Exercise objective -
Find the lines of the listing that contain the string "connected", and return them.

----

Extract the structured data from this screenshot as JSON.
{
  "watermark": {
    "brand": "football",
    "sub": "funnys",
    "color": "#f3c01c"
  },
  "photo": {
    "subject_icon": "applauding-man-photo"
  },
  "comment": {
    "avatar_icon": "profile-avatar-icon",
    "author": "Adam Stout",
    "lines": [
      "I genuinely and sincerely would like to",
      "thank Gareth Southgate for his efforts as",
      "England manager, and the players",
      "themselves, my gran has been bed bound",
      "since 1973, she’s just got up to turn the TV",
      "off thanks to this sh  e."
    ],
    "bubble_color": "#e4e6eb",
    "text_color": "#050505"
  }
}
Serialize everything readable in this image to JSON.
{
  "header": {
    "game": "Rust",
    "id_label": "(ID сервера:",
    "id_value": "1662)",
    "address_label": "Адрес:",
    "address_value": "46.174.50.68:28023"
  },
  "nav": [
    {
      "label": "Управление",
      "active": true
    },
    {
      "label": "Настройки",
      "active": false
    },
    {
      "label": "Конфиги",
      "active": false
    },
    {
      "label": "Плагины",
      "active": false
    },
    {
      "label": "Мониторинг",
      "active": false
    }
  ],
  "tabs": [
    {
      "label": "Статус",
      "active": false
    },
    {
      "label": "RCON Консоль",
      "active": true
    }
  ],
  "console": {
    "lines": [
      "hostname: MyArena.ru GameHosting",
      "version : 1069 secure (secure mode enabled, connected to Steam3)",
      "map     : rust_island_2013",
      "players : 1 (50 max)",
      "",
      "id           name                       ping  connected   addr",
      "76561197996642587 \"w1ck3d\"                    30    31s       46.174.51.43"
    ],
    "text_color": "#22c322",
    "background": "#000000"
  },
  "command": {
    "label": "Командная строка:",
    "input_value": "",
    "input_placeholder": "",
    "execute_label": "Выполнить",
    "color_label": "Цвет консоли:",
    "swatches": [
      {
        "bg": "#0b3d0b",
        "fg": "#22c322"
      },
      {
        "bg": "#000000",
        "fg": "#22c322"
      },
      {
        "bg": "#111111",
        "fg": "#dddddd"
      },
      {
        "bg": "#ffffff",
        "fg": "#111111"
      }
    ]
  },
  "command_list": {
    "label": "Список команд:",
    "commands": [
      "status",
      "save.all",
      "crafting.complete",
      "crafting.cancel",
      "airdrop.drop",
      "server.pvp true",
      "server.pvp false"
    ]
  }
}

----

Output -
      "version : 1069 secure (secure mode enabled, connected to Steam3)",
      "id           name                       ping  connected   addr",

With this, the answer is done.